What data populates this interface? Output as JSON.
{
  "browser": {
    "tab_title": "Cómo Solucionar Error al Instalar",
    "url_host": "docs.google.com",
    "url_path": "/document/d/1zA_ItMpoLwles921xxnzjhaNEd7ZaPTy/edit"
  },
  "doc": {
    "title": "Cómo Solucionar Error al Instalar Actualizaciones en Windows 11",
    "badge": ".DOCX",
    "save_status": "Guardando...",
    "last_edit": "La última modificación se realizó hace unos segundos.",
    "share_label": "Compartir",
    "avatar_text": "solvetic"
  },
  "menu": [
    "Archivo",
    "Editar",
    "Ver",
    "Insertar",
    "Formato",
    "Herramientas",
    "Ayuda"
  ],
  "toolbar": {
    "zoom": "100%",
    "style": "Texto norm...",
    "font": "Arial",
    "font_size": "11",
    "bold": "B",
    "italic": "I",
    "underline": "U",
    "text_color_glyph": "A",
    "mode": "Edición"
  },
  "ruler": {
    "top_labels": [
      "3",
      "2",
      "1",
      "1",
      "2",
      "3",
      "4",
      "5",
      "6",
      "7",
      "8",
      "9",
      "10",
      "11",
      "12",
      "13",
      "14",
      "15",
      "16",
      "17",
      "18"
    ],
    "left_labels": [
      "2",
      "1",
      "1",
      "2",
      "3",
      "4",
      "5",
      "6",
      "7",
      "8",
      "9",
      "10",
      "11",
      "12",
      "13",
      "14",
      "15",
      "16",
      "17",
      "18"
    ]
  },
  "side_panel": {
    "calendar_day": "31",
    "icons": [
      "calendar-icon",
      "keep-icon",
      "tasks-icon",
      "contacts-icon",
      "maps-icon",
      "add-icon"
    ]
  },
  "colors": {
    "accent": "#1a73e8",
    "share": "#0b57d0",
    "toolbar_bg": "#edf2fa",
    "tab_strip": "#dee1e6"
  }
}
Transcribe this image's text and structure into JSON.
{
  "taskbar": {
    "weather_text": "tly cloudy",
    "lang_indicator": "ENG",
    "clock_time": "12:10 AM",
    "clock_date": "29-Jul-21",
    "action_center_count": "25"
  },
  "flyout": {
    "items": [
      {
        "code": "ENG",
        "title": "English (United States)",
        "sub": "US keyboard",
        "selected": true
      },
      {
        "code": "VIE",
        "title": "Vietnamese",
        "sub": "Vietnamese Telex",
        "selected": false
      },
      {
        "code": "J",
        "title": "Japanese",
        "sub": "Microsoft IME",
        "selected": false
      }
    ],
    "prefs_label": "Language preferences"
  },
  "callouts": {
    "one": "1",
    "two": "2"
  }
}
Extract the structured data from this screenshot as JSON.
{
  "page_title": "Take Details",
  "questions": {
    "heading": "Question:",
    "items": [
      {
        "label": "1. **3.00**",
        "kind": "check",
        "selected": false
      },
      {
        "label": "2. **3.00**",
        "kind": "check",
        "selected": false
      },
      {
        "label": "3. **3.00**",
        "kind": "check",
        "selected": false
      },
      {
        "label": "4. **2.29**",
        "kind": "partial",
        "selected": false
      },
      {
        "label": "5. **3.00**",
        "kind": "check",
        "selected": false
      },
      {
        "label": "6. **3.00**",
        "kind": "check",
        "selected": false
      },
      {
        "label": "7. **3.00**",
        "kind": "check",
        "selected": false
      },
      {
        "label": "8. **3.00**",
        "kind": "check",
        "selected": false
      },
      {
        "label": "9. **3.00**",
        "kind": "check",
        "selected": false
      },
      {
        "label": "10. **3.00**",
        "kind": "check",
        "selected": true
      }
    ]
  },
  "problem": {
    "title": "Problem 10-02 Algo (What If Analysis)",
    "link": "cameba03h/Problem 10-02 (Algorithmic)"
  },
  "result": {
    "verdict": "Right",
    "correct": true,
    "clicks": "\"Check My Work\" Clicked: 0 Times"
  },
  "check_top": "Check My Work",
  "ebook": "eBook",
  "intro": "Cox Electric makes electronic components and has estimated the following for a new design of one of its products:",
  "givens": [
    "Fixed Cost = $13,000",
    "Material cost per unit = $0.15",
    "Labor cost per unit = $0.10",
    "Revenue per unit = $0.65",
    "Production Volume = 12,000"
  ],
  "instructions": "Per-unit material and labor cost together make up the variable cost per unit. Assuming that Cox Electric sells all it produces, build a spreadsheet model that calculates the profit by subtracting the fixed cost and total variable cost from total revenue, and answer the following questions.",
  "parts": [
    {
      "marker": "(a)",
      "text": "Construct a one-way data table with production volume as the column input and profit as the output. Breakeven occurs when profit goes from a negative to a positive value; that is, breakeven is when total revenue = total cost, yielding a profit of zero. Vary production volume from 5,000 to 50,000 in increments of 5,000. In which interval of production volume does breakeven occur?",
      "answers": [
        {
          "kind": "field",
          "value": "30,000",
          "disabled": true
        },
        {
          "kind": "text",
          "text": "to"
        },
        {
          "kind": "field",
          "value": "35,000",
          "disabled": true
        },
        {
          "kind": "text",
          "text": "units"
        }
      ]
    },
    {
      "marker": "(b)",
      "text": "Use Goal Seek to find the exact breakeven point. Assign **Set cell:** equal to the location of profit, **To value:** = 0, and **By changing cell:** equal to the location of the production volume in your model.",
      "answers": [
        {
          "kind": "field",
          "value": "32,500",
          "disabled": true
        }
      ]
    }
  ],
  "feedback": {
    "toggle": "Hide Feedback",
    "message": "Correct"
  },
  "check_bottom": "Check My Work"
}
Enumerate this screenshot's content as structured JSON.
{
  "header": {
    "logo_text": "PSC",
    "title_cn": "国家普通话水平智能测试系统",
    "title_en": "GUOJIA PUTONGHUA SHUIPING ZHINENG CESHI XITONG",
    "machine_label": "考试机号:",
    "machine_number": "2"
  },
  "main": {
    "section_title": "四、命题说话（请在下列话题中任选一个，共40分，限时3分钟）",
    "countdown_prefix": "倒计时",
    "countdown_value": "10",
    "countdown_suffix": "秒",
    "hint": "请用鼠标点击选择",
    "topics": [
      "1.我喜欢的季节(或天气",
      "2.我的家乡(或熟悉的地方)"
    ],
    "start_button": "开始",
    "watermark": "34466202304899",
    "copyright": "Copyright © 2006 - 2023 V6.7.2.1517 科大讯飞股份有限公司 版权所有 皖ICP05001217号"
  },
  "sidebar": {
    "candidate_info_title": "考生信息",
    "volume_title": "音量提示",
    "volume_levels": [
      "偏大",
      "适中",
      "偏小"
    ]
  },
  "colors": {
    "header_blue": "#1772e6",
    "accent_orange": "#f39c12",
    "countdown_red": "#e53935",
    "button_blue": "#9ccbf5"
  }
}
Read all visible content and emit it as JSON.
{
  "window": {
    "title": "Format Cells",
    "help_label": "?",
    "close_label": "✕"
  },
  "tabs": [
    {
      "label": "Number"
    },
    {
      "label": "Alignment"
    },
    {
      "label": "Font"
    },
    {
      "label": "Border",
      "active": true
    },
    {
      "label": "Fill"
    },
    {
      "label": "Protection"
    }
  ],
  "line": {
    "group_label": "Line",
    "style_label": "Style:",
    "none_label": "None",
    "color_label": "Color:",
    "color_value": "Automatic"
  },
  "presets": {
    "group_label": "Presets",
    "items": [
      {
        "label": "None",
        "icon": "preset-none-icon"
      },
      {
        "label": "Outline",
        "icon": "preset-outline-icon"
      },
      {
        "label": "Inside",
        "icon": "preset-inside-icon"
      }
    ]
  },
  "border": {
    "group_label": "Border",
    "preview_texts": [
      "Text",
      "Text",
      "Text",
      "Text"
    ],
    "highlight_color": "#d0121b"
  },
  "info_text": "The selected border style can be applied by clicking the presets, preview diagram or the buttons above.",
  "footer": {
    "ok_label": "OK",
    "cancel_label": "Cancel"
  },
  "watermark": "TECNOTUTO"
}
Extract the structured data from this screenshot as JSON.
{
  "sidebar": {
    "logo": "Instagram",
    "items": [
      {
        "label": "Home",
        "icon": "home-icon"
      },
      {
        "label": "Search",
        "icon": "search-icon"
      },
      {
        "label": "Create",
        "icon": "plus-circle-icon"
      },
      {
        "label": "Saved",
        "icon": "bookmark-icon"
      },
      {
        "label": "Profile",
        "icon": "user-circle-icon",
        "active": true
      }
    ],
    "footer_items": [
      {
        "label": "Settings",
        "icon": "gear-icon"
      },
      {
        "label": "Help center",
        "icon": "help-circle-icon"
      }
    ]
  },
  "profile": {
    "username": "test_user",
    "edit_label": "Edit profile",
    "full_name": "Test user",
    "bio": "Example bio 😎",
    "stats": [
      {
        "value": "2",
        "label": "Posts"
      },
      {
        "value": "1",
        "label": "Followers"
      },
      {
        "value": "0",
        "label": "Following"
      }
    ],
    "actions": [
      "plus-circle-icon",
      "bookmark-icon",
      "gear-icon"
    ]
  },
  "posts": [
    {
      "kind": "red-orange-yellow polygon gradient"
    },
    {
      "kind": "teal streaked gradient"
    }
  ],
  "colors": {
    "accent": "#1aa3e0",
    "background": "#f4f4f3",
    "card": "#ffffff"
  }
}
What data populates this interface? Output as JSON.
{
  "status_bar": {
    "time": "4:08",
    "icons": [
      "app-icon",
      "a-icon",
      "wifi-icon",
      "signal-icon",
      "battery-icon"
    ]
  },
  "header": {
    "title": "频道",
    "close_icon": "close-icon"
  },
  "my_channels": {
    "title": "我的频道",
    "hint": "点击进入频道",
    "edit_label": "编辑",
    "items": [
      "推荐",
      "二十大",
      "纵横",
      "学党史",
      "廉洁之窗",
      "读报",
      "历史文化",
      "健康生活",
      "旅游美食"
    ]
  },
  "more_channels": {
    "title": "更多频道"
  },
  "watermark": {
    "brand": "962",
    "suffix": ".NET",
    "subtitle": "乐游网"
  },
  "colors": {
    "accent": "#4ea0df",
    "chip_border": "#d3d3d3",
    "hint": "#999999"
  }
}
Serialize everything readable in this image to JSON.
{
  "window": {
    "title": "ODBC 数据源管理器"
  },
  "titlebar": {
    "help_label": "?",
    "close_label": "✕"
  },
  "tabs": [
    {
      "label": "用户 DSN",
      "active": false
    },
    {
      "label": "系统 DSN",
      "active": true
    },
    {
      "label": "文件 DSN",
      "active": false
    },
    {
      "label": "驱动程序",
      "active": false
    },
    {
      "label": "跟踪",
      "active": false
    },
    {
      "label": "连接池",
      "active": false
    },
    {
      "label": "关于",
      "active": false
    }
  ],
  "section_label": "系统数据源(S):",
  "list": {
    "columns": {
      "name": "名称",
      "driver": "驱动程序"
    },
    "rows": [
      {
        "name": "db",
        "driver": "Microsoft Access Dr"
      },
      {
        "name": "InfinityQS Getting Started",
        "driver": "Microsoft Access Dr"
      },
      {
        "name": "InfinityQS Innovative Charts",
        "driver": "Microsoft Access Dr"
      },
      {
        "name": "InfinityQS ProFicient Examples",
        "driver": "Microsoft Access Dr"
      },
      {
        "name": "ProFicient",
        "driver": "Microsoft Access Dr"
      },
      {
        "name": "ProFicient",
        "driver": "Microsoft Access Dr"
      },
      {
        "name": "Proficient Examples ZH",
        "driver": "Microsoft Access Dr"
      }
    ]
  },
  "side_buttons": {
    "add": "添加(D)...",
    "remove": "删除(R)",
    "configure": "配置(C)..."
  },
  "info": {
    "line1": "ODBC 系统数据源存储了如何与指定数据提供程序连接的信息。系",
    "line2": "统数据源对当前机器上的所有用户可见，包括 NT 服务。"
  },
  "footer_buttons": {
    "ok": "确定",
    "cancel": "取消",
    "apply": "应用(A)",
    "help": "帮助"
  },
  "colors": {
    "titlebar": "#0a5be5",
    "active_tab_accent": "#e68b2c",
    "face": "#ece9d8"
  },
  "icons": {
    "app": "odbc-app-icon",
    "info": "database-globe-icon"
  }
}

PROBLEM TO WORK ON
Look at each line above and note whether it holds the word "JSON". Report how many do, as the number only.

EXPECTED OUTPUT
8